All of which brings us neatly back to Babur and his Mughal dynasty. According to food historian Colleen Taylor Sen, “to the somewhat austere Hindu dining ambience the Muslims brought a refined and courtly etiquette of both group and individual dining.” Where earlier food was defined in medicinal and moral terms, regulated by the ancient ayurveda medicine whose central belief was a strict correlation between diet and health, the Mughals introduced food as an art and a celebration. Recipes became intricate, requiring great expertise in the chefs. Murgh massalam, for example, was made by removing the bones of a chicken so that it remained whole, marinating it in yoghurt and spices, stuffing it with rice, nuts, minced meant and boiled eggs, and then baking it coated with clarified butter and more spices.
But if the Mughals developed a hybrid cuisine of great refinement, there was also a realisation of difference, a pragmatic understanding of the essentially varied food habits of different religions.
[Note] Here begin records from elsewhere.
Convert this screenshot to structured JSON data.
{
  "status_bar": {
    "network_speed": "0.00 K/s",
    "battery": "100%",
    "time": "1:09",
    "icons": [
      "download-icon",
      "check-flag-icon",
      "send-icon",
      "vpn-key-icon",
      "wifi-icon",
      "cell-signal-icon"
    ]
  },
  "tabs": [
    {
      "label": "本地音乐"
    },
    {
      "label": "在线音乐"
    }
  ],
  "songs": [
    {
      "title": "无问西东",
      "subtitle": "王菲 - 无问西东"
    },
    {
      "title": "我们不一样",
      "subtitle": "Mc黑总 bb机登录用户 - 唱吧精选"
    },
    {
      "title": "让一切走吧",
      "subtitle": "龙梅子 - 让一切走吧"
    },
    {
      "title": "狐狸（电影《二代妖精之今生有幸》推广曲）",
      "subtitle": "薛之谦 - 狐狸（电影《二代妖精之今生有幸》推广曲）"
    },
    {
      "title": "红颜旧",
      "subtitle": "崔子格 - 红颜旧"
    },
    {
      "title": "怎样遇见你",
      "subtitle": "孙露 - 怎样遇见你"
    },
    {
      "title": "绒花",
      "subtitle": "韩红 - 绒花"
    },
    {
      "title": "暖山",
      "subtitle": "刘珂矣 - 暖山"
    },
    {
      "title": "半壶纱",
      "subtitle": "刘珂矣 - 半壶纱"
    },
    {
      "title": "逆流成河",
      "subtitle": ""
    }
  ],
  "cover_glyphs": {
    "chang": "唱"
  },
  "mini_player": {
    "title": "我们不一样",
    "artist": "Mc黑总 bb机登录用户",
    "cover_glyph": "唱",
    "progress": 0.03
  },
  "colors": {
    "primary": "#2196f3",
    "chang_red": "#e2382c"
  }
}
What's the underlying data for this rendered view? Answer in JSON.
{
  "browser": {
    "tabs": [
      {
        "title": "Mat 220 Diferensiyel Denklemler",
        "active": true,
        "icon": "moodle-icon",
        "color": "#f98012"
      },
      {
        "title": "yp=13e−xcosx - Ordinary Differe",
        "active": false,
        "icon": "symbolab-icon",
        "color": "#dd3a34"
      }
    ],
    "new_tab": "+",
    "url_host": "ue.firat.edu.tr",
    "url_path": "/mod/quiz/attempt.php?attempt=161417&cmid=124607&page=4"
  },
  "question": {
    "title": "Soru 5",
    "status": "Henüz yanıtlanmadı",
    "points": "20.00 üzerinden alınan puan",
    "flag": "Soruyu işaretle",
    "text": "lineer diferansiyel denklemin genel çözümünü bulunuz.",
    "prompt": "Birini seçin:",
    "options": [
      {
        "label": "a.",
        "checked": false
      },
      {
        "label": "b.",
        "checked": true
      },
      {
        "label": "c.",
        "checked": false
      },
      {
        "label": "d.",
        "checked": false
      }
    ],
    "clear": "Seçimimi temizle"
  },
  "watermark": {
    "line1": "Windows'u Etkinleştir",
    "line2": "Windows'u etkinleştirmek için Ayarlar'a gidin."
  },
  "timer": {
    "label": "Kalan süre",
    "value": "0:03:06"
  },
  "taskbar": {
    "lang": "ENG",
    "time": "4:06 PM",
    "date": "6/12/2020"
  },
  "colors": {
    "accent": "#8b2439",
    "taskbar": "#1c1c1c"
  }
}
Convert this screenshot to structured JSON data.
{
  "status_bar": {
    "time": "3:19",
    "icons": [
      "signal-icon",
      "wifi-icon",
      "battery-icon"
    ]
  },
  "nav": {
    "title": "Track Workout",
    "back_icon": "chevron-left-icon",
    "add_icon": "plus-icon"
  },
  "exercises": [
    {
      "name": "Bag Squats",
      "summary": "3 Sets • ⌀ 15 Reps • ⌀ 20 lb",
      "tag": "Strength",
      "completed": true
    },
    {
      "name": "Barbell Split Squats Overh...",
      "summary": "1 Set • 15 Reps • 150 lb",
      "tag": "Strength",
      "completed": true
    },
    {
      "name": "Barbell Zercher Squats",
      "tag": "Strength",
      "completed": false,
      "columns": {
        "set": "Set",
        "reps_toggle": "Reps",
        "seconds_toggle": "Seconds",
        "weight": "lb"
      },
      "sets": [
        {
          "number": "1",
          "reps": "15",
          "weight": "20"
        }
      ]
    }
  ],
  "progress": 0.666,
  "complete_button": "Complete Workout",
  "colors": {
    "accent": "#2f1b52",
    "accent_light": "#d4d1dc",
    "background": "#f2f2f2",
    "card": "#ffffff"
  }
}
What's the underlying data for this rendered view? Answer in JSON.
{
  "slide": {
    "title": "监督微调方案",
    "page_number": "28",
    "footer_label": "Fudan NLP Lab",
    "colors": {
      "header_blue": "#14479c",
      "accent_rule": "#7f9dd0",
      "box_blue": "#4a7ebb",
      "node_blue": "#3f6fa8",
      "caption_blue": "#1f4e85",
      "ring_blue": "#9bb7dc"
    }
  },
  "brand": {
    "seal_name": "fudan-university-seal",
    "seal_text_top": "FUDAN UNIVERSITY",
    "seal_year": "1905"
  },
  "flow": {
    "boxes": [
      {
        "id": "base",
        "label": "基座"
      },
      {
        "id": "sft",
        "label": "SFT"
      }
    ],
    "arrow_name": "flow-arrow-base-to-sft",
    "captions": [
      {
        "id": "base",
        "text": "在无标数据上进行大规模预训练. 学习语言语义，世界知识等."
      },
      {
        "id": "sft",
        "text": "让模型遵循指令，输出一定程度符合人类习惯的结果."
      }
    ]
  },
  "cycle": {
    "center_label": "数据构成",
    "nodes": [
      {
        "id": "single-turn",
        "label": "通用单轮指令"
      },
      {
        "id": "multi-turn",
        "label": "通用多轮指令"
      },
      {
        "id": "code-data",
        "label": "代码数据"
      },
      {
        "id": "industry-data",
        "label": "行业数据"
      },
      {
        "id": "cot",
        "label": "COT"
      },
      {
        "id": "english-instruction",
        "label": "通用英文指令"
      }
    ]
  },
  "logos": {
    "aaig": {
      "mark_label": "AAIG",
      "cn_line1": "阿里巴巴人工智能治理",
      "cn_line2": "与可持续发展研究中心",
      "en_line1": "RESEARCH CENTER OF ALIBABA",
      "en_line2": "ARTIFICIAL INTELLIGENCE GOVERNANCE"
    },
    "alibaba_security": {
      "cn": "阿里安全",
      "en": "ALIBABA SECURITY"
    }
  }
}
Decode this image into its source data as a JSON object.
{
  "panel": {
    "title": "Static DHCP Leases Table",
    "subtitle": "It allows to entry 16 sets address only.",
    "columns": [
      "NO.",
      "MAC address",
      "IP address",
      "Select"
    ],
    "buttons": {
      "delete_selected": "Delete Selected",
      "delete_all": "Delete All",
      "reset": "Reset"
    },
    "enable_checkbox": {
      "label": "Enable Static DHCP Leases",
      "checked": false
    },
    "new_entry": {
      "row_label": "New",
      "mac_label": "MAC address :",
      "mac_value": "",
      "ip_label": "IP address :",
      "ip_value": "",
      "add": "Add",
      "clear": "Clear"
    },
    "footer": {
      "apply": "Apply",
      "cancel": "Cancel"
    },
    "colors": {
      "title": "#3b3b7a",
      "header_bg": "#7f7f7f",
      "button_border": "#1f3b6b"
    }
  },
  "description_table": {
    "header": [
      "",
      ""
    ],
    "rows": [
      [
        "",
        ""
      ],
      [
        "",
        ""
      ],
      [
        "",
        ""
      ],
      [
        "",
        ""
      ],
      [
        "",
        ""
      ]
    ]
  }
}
Akbar banned the eating of beef in his empire in deference to his Hindu subjects and himself gave up eating meat for many months of the year. When going to war with their huge armies, the Mughal chieftains would organise separate kitchens for their soldiers, employing Persian, Turani, Kashmiri and European cooks, as well as Brahman cooks to prepare food for the Hindu soldiers.
As for the Europeans who began their conquest of India as the Mughal Empire crumbled in the 18th century, they brought certain foods too, not all of which can be celebrated with as much enthusiasm as the fragrant spices and herbs of earlier centuries. The English brought pale ale, certainly, but also vegetables of dubious delight like the cauliflower, orange carrots, and cabbages. They definitely got the better end of the bargain themselves, taking back mulligatawny soup from the Tamil muluhathani pepper soup, and the ingredients for the national British food— chicken tikka masala, while leaving us potato cutlets, trifle and custard, and cucumber sandwiches. Even the word “curry”, as used in Europe today, is a blend of Punjabi and “Mughlai” cuisine modified to suit local tastes. Considering the exquisite variety and intricacy of Indian food, this is mildly insulting to gastronomes and lexicographers alike. According to food historian Elizabeth Collingham, when the Portuguese first captured Goa in the early 1500s they asked the locals what they were eating “and the Indians replied using a word like khari or caril,” referring to a blend of spices, and this became the “curry” of infamy.
Today, the bougie cafes of Soho and Notting Hill serve “masala chai tea” to their cosmopolitan patrons and there is a sense that empire and karma have collided one final time.